Minnesota, with all of its outdoor pursuits (it is called "bluff country," after all) is no stranger to personal injury and negligence cases. As it gains more residents, car accidents are also on the rise.
Sometimes it's impossible to know where to pin liability. It might have been you who experienced a life-changing accident; maybe it was a friend or family member. Whatever happened, if you need guidance for your personal injury case, Enjuris has the answers.
This is where you’ll find Minnesota's laws. The website has details about how long you have to bring a case, monetary limits on personal injury cases (also known as damage caps), and other important information.
In Minnesota, you have two years to bring a personal injury lawsuit, but six years for a property damage claim.
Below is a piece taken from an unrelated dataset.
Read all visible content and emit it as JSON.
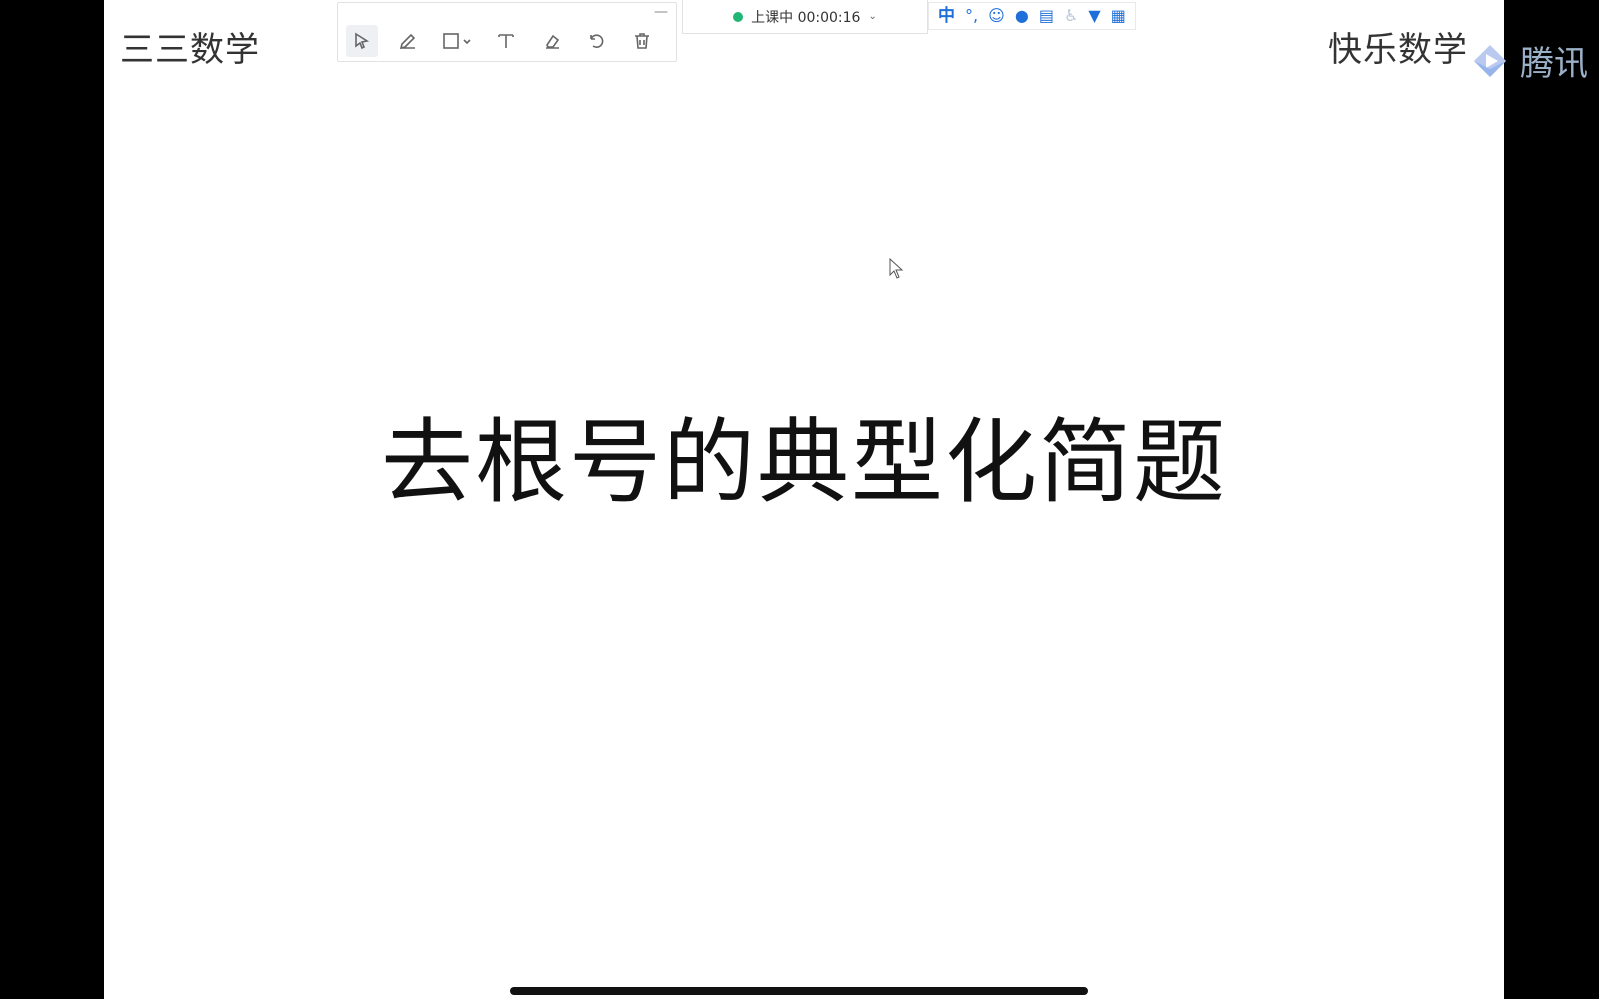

That means you have only two years to file your paperwork with the court, not that your case has to be completed in that time frame.
The initial meeting with a personal injury attorney is normally free. (Note that other legal specialties, such as intellectual property law or taxation law, are different.) After that, lawyers work on a contingency basis, which means that they will take a third of the eventual reward or settlement, plus whatever office expenses they incurred.
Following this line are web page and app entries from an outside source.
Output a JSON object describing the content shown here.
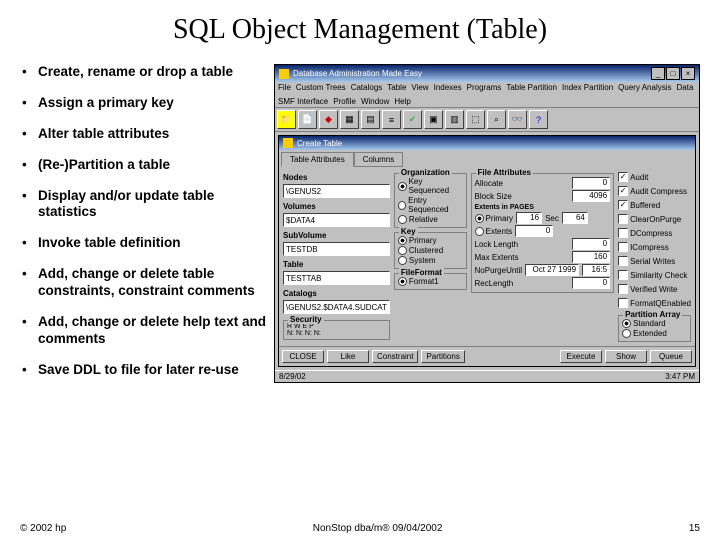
{
  "title": "SQL Object Management (Table)",
  "bullets": [
    "Create, rename or drop a table",
    "Assign a primary key",
    "Alter table attributes",
    "(Re-)Partition a table",
    "Display and/or update table statistics",
    "Invoke table definition",
    "Add, change or delete table constraints, constraint comments",
    "Add, change or delete help text and comments",
    "Save DDL to file for later re-use"
  ],
  "app": {
    "title": "Database Administration Made Easy",
    "menus": [
      "File",
      "Custom Trees",
      "Catalogs",
      "Table",
      "View",
      "Indexes",
      "Programs",
      "Table Partition",
      "Index Partition",
      "Query Analysis",
      "Data",
      "SMF Interface",
      "Profile",
      "Window",
      "Help"
    ],
    "dialogTitle": "Create Table",
    "tabs": [
      "Table Attributes",
      "Columns"
    ],
    "left": {
      "nodesLabel": "Nodes",
      "nodes": "\\GENUS2",
      "volumesLabel": "Volumes",
      "volumes": "$DATA4",
      "subvolLabel": "SubVolume",
      "subvol": "TESTDB",
      "tableLabel": "Table",
      "table": "TESTTAB",
      "catalogsLabel": "Catalogs",
      "catalogs": "\\GENUS2.$DATA4.SUDCAT",
      "securityLabel": "Security",
      "sec": "R   W   E   P",
      "sec2": "N:  N:   N:   N:"
    },
    "org": {
      "title": "Organization",
      "o1": "Key Sequenced",
      "o2": "Entry Sequenced",
      "o3": "Relative"
    },
    "key": {
      "title": "Key",
      "o1": "Primary",
      "o2": "Clustered",
      "o3": "System"
    },
    "fileformat": {
      "title": "FileFormat",
      "o1": "Format1"
    },
    "fileattrs": {
      "title": "File Attributes",
      "allocate": "Allocate",
      "allocateVal": "0",
      "blocksize": "Block Size",
      "blocksizeVal": "4096",
      "extentsTitle": "Extents in PAGES",
      "primary": "Primary",
      "primaryVal": "16",
      "sec": "Sec",
      "secVal": "64",
      "extents": "Extents",
      "extentsVal": "0",
      "locklen": "Lock Length",
      "locklenVal": "0",
      "maxext": "Max Extents",
      "maxextVal": "160",
      "nopurge": "NoPurgeUntil",
      "nopurgeVal": "Oct 27 1999",
      "nopurgeTime": "16:5",
      "reclen": "RecLength",
      "reclenVal": "0"
    },
    "checks": {
      "audit": "Audit",
      "auditcomp": "Audit Compress",
      "buffered": "Buffered",
      "clearpurge": "ClearOnPurge",
      "dcomp": "DCompress",
      "icomp": "ICompress",
      "serial": "Serial Writes",
      "sim": "Similarity Check",
      "verify": "Verified Write",
      "fqe": "FormatQEnabled"
    },
    "partarray": {
      "title": "Partition Array",
      "o1": "Standard",
      "o2": "Extended"
    },
    "buttons": {
      "close": "CLOSE",
      "like": "Like",
      "constraint": "Constraint",
      "partitions": "Partitions",
      "execute": "Execute",
      "show": "Show",
      "queue": "Queue"
    },
    "status": {
      "date": "8/29/02",
      "time": "3:47 PM"
    }
  },
  "footer": {
    "left": "© 2002 hp",
    "center": "NonStop dba/m® 09/04/2002",
    "right": "15"
  }
}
If your case ends up going to trial, the percentage could rise to 40% of the eventual reward or judgment. These numbers aren't determined by law, so don't be surprised if your lawyer suggests something different.
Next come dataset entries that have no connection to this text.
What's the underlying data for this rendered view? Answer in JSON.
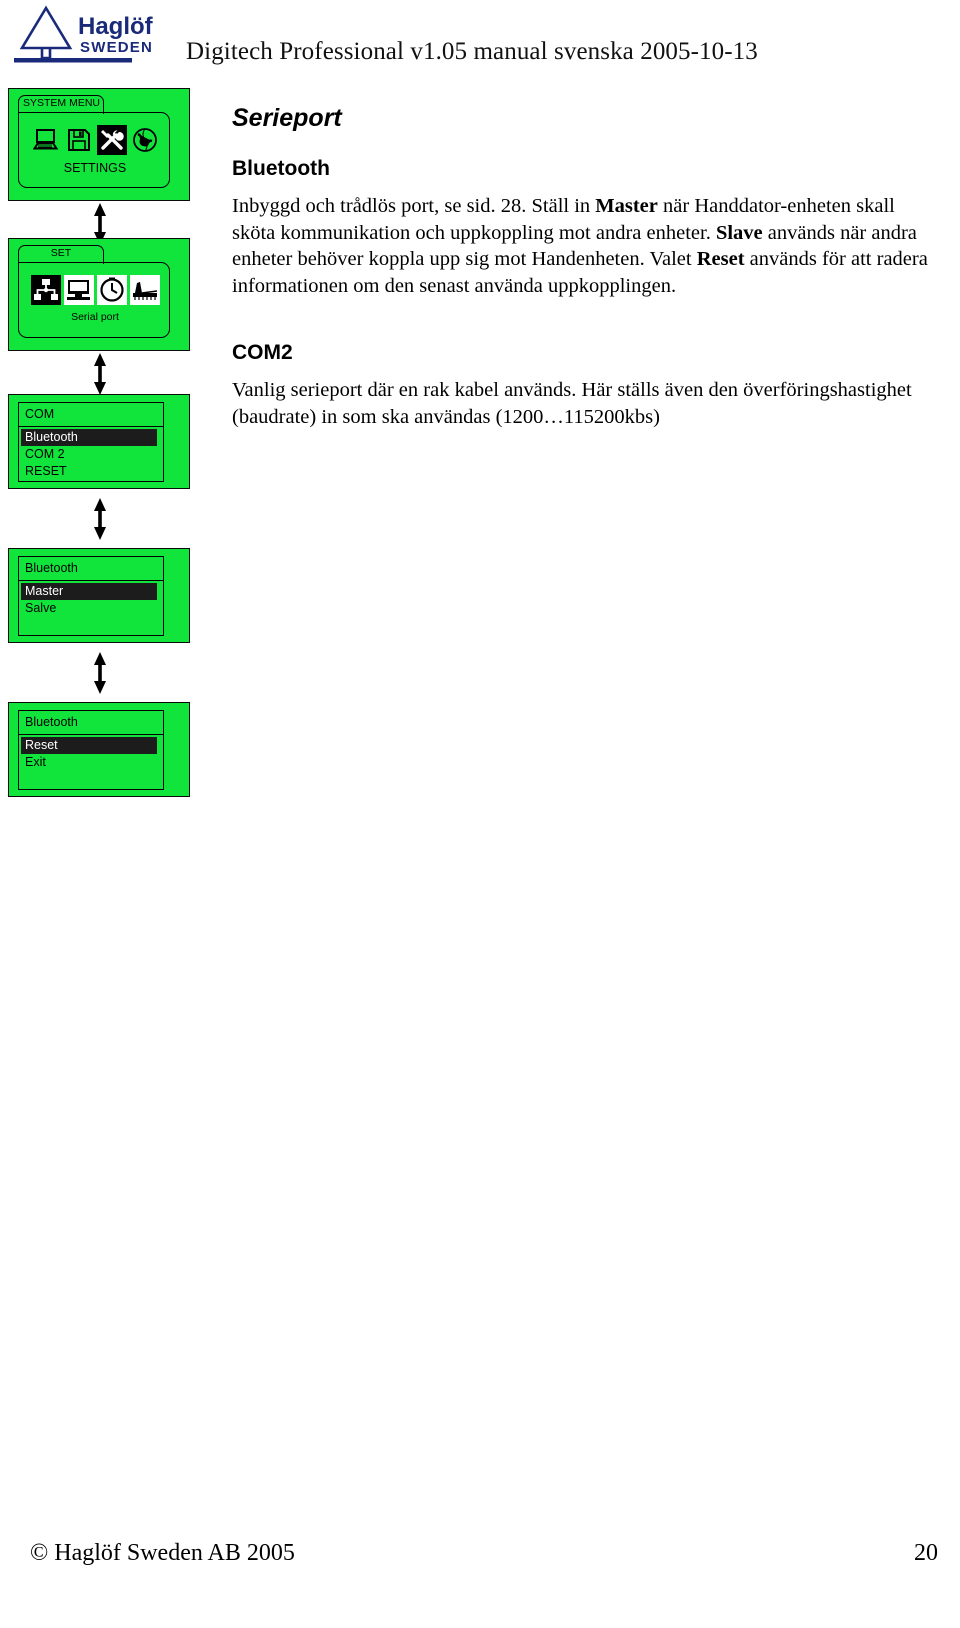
{
  "header": {
    "logo_name": "Haglöf",
    "logo_sub": "SWEDEN",
    "doc_title": "Digitech Professional v1.05 manual svenska 2005-10-13"
  },
  "screens": [
    {
      "kind": "folder",
      "tab_label": "SYSTEM MENU",
      "caption": "SETTINGS",
      "icons": [
        {
          "name": "computer-icon",
          "selected": false
        },
        {
          "name": "floppy-disk-icon",
          "selected": false
        },
        {
          "name": "tools-icon",
          "selected": true
        },
        {
          "name": "globe-icon",
          "selected": false
        }
      ]
    },
    {
      "kind": "folder",
      "tab_label": "SET",
      "caption": "Serial port",
      "icons": [
        {
          "name": "network-port-icon",
          "selected": true
        },
        {
          "name": "monitor-icon",
          "selected": false
        },
        {
          "name": "clock-icon",
          "selected": false
        },
        {
          "name": "chart-ruler-icon",
          "selected": false
        }
      ]
    },
    {
      "kind": "list",
      "title": "COM",
      "items": [
        {
          "label": "Bluetooth",
          "selected": true
        },
        {
          "label": "COM 2",
          "selected": false
        },
        {
          "label": "RESET",
          "selected": false
        }
      ]
    },
    {
      "kind": "list",
      "title": "Bluetooth",
      "items": [
        {
          "label": "Master",
          "selected": true
        },
        {
          "label": "Salve",
          "selected": false
        }
      ]
    },
    {
      "kind": "list",
      "title": "Bluetooth",
      "items": [
        {
          "label": "Reset",
          "selected": true
        },
        {
          "label": "Exit",
          "selected": false
        }
      ]
    }
  ],
  "content": {
    "heading": "Serieport",
    "bluetooth": {
      "subheading": "Bluetooth",
      "p1_a": "Inbyggd och trådlös port, se sid. 28. Ställ in ",
      "p1_b_master": "Master",
      "p1_c": " när Handdator-enheten skall sköta kommunikation och uppkoppling mot andra enheter. ",
      "p1_b_slave": "Slave",
      "p1_d": " används när andra enheter behöver koppla upp sig mot Handenheten. Valet ",
      "p1_b_reset": "Reset",
      "p1_e": " används för att radera informationen om den senast använda uppkopplingen."
    },
    "com2": {
      "subheading": "COM2",
      "p1": "Vanlig serieport där en rak kabel används. Här ställs även den överföringshastighet (baudrate) in som ska användas (1200…115200kbs)"
    }
  },
  "footer": {
    "copyright": "© Haglöf Sweden AB 2005",
    "page_number": "20"
  },
  "colors": {
    "lcd_green": "#11E43A",
    "logo_navy": "#1a2a7a",
    "selection_black": "#1c1c1c"
  }
}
What is personal injury? Common questions answered. Accident & personal injury case/claim basics: read about money, insurance, liability, negligence, timing, lawsuit, settlements. Read more
There are many issues you can solve without the help of a lawyer, surprisingly enough. If you don't know where to begin, a law librarian can help you. They are usually legally trained, and they can help you both with texts or online research engines like LexisNexis or Westlaw.